Likewise, workers at the other end of the spectrum - over-committed, time-poor people with high-stress, full-time jobs - would definitely benefit from working less. Trust me, I've been that person too, and it's not a life. I wish those people could see that if they worked less -  perhaps they would have to give up some of the luxuries all that work afforded them - but they would have more time to do the things they loved. They would become a part of their community, they would know themselves better for it. How can communities grow if the people in them don't have time to contribute to them? How can you know yourself if you don't have time for yourself ?

Allow yourself to do nothing.
If you took a year off, I bet you'd be surprised at what you end up doing. I started the year thinking I was 'people-ed out' and that I just wanted to be a hermit at home, pottering in the garden and sewing clothes for myself. This was not entirely wrong, I did do some of this, but not as much as I had thought. When left to my own devices I got involved in community projects, met lots of new people, I worked on collaborative projects and did lots of creating for others.

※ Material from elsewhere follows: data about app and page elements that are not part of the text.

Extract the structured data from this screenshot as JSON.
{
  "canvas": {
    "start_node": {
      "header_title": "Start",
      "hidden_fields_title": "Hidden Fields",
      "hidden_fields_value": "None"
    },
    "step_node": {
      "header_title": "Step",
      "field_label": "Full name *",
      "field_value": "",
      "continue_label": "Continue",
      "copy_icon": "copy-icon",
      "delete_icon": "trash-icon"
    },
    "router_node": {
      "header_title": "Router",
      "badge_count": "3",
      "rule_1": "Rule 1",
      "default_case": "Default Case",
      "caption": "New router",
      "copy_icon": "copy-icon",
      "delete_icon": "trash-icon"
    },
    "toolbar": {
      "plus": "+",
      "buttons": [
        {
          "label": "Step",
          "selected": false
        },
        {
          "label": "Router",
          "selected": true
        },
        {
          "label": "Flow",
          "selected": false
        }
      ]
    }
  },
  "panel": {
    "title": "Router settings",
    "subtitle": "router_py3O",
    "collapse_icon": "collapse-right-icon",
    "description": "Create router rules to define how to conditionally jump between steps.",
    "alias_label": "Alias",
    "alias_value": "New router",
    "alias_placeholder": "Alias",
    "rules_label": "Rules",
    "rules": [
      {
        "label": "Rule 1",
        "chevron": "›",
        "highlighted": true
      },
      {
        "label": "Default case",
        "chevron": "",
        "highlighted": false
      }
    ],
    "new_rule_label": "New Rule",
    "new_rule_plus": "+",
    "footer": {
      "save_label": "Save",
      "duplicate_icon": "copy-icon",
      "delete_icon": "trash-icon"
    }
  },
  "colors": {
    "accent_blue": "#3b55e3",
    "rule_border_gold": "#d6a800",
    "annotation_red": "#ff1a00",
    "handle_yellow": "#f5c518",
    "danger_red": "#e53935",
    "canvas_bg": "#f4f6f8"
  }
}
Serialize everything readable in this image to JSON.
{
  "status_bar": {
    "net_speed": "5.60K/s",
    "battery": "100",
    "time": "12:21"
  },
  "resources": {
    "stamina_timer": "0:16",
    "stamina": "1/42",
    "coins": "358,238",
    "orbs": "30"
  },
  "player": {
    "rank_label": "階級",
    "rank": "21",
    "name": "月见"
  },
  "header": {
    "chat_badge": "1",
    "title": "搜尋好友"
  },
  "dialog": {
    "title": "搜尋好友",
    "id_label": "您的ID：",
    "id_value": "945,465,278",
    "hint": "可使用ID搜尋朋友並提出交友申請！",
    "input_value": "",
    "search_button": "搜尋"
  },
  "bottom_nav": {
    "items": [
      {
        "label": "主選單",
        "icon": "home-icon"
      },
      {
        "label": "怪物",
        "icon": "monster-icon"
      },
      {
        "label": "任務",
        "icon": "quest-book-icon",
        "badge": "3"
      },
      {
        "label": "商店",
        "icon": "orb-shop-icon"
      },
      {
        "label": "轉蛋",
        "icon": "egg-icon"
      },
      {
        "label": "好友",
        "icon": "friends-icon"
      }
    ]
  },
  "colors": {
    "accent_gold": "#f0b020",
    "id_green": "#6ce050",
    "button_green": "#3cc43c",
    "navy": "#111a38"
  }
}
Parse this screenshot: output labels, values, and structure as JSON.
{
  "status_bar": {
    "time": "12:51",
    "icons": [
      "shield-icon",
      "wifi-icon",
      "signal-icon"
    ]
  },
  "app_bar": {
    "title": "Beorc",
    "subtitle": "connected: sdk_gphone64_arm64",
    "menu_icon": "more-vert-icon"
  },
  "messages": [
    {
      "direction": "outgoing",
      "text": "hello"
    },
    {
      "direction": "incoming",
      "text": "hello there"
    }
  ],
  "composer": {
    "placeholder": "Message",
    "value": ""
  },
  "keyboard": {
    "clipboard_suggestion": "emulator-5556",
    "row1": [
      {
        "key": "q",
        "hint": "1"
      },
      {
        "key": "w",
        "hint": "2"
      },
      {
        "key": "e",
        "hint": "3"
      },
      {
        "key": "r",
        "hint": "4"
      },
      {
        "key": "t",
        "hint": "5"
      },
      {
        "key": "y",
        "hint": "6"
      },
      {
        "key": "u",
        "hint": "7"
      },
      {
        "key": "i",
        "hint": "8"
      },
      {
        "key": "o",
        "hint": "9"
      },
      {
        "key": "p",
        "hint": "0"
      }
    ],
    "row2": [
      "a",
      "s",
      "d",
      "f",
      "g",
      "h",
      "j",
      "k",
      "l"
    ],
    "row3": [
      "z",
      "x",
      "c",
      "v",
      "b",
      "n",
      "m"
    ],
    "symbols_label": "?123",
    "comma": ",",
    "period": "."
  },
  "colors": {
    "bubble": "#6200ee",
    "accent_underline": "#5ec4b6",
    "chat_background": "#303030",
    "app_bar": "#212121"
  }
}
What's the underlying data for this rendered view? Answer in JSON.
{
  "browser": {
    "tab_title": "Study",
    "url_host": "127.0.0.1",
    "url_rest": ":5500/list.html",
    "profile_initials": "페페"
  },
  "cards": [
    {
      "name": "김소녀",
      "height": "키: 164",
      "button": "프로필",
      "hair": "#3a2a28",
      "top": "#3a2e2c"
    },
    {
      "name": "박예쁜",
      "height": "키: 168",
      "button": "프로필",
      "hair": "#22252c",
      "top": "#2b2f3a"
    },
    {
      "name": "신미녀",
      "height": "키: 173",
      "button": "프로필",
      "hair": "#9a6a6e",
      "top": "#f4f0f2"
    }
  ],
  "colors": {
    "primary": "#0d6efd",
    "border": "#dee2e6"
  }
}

I realised...
I am motivated by doing things for others,
not for myself or for money.
I give up my time, knowledge & skills freely, and gladly.
I am more community minded than I knew.
I will never work a full time job again, if I can help it.
Having no hard/fast plans is conducive to the best things happening!

I'm sure several of you are thinking well that's not a 'Year of Retirement' at all, but that's the point. I was busy, I did a lot. And that's exactly who I am and it turns out that is what makes me happiest. To try new things, to get involved and help others. When I gave myself the year to do nothing, I ended up doing everything (that was meaningful to me).

Did you give yourself enough time for yourself last year? If not, I hope you do this year.  x